## WHAT THE TASK ASKS
All lines in the entries below that hold "duration" make up the answer.

## EXCERPTED RECORDS
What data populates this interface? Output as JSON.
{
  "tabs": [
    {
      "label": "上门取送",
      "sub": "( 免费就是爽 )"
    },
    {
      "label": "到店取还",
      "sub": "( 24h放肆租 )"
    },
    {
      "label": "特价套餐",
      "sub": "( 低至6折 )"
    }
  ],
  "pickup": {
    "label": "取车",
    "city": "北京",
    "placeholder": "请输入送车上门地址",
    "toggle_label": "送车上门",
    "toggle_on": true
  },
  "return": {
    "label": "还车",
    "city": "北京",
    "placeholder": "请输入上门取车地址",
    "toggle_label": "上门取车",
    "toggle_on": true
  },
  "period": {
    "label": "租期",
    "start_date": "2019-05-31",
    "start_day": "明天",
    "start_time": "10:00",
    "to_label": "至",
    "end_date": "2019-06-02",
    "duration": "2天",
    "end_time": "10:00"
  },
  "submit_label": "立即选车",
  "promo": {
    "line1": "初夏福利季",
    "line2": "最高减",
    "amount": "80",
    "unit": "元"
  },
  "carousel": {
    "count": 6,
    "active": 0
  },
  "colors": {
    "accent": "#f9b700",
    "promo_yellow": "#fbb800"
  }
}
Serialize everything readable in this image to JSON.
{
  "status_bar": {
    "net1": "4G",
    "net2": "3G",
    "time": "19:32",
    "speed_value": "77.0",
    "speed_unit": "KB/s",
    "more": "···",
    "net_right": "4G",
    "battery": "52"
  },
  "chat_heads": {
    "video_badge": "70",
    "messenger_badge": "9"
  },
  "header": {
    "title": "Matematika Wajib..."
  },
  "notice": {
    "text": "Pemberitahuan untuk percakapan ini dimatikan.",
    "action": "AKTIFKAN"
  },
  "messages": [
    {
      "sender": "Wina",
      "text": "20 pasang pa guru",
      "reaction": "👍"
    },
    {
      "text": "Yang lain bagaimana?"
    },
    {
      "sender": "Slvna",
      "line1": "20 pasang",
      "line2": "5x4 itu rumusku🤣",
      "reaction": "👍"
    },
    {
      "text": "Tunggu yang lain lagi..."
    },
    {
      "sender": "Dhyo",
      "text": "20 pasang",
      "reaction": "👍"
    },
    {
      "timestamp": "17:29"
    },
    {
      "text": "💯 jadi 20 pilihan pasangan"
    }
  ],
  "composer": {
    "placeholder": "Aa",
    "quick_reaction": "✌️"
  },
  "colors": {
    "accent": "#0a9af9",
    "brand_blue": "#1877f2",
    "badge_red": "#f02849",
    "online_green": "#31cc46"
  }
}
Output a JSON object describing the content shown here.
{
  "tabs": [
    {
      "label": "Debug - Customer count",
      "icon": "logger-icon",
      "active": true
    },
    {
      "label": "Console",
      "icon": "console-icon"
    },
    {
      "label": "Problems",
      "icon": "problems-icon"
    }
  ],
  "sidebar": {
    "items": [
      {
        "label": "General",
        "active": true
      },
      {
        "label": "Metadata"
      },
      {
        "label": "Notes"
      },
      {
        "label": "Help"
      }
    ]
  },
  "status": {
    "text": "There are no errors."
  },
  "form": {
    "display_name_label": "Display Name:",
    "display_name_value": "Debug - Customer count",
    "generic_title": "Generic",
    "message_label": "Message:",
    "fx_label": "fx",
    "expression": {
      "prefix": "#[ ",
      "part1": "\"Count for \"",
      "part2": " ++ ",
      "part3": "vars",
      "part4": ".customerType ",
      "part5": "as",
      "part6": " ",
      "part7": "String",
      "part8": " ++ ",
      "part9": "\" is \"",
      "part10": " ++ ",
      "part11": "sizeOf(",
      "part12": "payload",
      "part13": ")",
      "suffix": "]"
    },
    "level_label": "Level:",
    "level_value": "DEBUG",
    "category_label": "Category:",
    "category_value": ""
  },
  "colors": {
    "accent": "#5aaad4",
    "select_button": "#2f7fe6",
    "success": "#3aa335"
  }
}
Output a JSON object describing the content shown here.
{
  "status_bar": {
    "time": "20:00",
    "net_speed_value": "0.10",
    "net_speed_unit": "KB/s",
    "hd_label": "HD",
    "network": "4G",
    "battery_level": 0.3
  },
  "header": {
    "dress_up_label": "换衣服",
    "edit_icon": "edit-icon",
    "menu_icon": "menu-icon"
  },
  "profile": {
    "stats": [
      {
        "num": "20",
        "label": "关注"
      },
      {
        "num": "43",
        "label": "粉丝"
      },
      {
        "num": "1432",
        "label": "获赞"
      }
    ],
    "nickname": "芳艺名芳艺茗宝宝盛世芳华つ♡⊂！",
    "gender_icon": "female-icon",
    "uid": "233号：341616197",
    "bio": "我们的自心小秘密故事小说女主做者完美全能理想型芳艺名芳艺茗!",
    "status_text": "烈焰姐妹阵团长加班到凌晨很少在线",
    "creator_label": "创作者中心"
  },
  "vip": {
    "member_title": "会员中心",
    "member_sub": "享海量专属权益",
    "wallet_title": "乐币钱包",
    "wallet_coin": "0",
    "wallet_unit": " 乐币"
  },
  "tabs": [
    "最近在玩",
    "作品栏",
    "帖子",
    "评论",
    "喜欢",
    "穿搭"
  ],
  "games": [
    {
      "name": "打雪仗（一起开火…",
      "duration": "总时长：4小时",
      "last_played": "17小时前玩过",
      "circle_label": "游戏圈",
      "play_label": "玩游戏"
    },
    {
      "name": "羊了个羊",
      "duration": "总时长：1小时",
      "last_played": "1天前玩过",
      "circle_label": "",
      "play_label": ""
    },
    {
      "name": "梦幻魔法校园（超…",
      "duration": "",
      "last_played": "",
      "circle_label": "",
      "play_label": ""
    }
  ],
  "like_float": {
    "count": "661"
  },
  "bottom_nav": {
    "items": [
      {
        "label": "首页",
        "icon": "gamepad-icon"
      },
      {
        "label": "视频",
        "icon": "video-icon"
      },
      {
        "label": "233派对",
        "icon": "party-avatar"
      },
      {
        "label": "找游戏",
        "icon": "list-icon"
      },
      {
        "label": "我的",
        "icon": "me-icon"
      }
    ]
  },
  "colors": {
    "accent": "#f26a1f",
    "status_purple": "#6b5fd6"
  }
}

## TASK ANSWER
    "duration": "2天",
      "duration": "总时长：4小时",
      "duration": "总时长：1小时",
      "duration": "",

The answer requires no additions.